01. Mar. 2024
In Ghana, Grundfos SafeWater, together with Global Water Center and their partners, are helping to kill two birds — unemployment and inadequate water infrastructure — with one stone. The ambitious strategy involves giving young Ghanaians who are eager for work the opportunity to become certified technicians who can keep the country’s water systems running.

Ghana: On 29 February, 2024, Grundfos SafeWater and Global Water Center (a non-profit in capacity development of the WASH sector) held the ceremonial launch of the first-of-its-kind curriculum for water management at St. Paul’s Technical Institute in East Akim Municipal. 

Launch Event – Ghana Water Curriculum from Grundfos Foundation | PDJF on Vimeo.

The initiative — funded by the Grundfos Foundation — reached an important milestone in January 2024 when the first 20 students began a special vocational training programme at the St Paul’s Technical Institute in the Eastern region, where a laboratory has been equipped to give students hands-on experience.

“Education and vocational skills are important building blocks in creating a more sustainable and reliable water infrastructure in Ghana,” says Kim Nøhr Skibsted, Executive Director of the Grundfos Foundation. “This initiative will be key to improve overall health and hygiene, youth employment and economic development in rural communities.”  

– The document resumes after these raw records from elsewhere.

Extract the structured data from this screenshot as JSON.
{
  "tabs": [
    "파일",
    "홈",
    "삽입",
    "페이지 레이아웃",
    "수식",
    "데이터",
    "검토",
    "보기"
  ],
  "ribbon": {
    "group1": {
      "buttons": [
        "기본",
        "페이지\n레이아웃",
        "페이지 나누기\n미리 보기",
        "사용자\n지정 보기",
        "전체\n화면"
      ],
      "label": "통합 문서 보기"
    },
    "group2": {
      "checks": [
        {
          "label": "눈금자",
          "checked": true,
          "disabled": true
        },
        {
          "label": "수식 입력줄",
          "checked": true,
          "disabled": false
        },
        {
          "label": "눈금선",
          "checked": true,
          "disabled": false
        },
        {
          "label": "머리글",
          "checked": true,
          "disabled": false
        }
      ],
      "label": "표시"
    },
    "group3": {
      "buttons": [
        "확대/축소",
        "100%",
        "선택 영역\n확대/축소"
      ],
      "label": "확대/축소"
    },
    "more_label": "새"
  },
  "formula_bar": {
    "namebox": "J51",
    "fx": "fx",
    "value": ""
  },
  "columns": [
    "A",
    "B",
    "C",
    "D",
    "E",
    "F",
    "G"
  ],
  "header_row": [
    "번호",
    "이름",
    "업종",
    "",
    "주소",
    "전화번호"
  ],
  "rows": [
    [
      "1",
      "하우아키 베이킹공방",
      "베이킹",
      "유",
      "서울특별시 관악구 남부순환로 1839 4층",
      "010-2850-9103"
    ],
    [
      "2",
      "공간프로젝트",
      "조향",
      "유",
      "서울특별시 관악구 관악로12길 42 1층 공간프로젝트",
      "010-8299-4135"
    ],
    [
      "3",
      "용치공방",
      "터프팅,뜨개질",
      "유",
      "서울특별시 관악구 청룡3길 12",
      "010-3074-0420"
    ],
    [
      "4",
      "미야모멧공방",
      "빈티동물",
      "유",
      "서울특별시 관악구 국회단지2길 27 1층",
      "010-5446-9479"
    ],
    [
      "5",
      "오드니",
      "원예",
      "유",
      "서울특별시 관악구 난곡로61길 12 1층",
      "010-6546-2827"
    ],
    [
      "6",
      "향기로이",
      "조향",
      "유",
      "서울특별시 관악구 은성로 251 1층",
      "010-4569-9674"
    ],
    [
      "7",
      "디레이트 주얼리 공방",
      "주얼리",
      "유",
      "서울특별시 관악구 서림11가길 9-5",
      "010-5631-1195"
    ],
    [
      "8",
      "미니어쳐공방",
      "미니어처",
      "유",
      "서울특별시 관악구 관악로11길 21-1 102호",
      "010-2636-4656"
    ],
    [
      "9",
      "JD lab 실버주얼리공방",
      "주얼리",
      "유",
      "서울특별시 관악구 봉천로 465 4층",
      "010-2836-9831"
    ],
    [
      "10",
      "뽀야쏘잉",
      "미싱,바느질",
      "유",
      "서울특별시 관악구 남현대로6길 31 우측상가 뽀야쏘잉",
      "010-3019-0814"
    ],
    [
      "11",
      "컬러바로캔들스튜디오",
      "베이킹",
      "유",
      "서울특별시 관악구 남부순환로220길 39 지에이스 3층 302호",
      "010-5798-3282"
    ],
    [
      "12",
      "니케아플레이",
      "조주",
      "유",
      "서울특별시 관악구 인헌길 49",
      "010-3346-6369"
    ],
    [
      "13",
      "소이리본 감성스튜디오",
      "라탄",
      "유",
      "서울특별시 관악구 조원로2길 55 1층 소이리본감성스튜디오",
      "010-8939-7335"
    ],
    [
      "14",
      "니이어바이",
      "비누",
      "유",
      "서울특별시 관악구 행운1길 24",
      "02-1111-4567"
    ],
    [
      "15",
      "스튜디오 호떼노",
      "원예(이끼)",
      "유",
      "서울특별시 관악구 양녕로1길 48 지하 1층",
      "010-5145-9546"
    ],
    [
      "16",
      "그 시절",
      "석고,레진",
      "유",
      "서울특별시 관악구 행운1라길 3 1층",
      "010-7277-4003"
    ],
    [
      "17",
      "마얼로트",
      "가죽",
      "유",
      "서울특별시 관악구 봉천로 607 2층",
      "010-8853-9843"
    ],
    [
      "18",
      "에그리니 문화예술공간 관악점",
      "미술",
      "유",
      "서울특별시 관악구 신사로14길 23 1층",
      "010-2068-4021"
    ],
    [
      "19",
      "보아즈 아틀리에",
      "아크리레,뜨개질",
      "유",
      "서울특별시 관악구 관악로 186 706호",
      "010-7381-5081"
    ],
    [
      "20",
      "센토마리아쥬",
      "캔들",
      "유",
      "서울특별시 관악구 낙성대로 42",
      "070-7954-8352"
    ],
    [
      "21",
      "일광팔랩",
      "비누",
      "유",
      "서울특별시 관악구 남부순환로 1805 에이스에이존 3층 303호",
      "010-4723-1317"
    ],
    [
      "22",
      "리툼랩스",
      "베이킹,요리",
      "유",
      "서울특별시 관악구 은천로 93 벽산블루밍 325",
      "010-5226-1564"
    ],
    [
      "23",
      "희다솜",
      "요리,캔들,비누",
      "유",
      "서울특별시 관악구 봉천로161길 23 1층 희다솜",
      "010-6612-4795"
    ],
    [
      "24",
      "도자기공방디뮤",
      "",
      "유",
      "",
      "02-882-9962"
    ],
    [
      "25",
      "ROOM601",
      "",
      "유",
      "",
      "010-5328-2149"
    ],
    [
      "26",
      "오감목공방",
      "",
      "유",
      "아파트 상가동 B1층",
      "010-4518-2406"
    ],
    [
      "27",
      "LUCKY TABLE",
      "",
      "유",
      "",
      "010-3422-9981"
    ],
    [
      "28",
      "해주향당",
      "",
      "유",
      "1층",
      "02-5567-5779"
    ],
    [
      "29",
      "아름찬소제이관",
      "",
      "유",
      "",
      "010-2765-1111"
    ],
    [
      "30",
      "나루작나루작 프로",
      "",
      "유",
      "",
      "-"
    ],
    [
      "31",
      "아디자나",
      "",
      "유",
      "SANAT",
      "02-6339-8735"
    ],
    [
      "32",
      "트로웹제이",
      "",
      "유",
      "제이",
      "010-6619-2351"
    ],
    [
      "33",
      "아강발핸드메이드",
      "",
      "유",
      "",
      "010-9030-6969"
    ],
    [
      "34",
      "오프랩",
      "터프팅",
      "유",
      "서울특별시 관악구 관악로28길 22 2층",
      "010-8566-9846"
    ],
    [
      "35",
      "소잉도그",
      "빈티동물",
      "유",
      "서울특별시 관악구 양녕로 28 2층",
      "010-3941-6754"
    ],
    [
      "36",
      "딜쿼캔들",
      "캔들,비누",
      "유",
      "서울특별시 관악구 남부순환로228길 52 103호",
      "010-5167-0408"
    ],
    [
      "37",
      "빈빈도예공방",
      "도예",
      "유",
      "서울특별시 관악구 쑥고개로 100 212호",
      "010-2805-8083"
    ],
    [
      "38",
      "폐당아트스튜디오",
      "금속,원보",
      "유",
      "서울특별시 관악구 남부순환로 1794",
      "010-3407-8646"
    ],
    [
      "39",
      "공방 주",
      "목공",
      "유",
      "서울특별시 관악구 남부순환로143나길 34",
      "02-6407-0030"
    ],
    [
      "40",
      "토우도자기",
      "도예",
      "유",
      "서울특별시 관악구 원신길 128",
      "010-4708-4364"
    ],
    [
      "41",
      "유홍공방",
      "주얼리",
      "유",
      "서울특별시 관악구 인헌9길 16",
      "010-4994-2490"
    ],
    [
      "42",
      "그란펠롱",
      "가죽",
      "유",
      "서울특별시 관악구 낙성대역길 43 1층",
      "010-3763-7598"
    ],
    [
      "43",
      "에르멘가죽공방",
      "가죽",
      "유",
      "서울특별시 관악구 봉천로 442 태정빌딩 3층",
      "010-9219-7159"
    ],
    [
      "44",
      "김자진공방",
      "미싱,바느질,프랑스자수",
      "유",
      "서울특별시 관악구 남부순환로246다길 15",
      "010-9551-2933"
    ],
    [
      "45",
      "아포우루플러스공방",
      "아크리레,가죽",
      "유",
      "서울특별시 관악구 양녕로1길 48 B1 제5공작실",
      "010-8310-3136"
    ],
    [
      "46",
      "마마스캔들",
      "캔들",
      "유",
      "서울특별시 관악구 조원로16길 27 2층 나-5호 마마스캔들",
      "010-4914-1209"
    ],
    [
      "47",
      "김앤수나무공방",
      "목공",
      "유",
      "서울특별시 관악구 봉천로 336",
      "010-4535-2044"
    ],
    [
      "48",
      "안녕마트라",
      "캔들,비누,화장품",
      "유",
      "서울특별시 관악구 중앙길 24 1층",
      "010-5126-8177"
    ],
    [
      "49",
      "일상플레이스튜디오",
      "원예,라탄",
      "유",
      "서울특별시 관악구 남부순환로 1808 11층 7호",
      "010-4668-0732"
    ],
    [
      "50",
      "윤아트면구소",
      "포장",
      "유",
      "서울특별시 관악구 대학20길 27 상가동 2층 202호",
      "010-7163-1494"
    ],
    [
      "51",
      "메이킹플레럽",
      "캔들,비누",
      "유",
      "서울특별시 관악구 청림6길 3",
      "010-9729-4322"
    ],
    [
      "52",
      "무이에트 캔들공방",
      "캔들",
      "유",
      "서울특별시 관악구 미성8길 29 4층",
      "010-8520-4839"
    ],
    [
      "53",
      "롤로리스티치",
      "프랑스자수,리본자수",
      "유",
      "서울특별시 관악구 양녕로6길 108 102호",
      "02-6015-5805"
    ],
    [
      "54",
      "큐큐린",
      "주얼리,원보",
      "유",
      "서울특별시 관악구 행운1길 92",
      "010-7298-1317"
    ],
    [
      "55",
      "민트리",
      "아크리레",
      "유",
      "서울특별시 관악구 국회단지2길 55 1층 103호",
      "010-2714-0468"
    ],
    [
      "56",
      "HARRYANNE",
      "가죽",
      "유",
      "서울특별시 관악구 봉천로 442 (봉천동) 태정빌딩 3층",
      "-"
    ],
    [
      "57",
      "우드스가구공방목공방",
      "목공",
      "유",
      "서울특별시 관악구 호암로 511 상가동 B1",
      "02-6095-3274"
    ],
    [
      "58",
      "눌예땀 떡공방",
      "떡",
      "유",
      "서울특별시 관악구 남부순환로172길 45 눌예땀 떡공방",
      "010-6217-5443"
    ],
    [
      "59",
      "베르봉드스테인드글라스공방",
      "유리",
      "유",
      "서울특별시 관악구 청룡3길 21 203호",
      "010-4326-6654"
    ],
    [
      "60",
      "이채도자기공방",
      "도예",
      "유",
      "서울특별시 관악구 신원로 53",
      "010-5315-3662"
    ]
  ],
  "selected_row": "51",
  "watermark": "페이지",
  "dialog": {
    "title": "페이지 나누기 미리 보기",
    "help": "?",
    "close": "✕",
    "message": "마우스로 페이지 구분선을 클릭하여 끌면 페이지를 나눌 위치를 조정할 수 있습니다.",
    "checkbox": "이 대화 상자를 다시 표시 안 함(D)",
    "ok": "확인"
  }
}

"In 2021, the youth unemployment rate in Ghana stood at 19.7% and was even higher among the younger youth group (15-24) at 32.8% according to the World Bank. Equipping these young people with the right skills is a key element of addressing the water access crisis — as least 26% of Ghanaians (more than eight million people) live without access to potable water."

Nearly one-third of existing water systems in Ghana are not operating due to lack of maintenance, and many more operate below their design capacity. The new education initiative is designed to change this narrative. 

“Young people will study solar pumps, water systems, treatment, distribution, how to reduce non-revenue water, irrigation, and so forth. This will equip them with employable skills and will support efforts to bridge the skills gap that small-town water implementers face across the region,” says Xorlali Yao-Kuma Kpodo, Engagement Manager, Grundfos SafeWater.  

Students waving and cheering.

Happy students at the launch event. Photo: Global Water Center

Partnership for education

Two curricula for the programme will give school-leavers the skills to install and maintain small-scale water systems, particularly in rural areas. The curricula were approved in October 2023 by the Board of Ghana’s Commission for Technical and Vocational Education and Training (CTVET) and has been developed in partnership with Safe Water Network, Cleanearth Scientific, Water Mission, UNICEF, Jahan Engineering, the Ghana Technical & Vocational Education Training (TVET) Service, Dr. Stephen Turkson and Grundfos distributors are also partnering.

The president of Ghana’s Commission for Technical and Vocational Education and Training (CTVET) with students. Photo: Global Water Center

Ghana has about 100 TVET institutions, 47 of them supported by the government — these are the ones that can now run the curriculum.

Eileen Jarnholt, Project Manager for TVET Development at Global Water Center —  — says: “National Certificates I and II in Water Technology have been approved. Project partners are working together with the pilot school to prepare the staff and facilities for student to begin in January 2024.” 

Benjamin Filskov, Senior Director, Strategic Initiatives & Collective Impact at Global Water Center, says the next phase of the initiative will see the development of occupational standards and learning materials for the National Proficiency I & II qualifications. “This will create a pathway for the most marginalised youth without any formal education to enter the workforce in the water sector.” 

The lab features advanced solar pumping equipment.

The lab boasts advanced solar pumping equipment. Photo: Global Water Center

The partners hope this certification can be replicated across the country and provide the basis to scale the concept across the continent

“Building skills is core to our values,” says Anise Sacranie, Water Access Director, Grundfos SafeWater. “This programme does just this in rural areas where the need is greatest to ensure that water systems are reliable and sustainable!”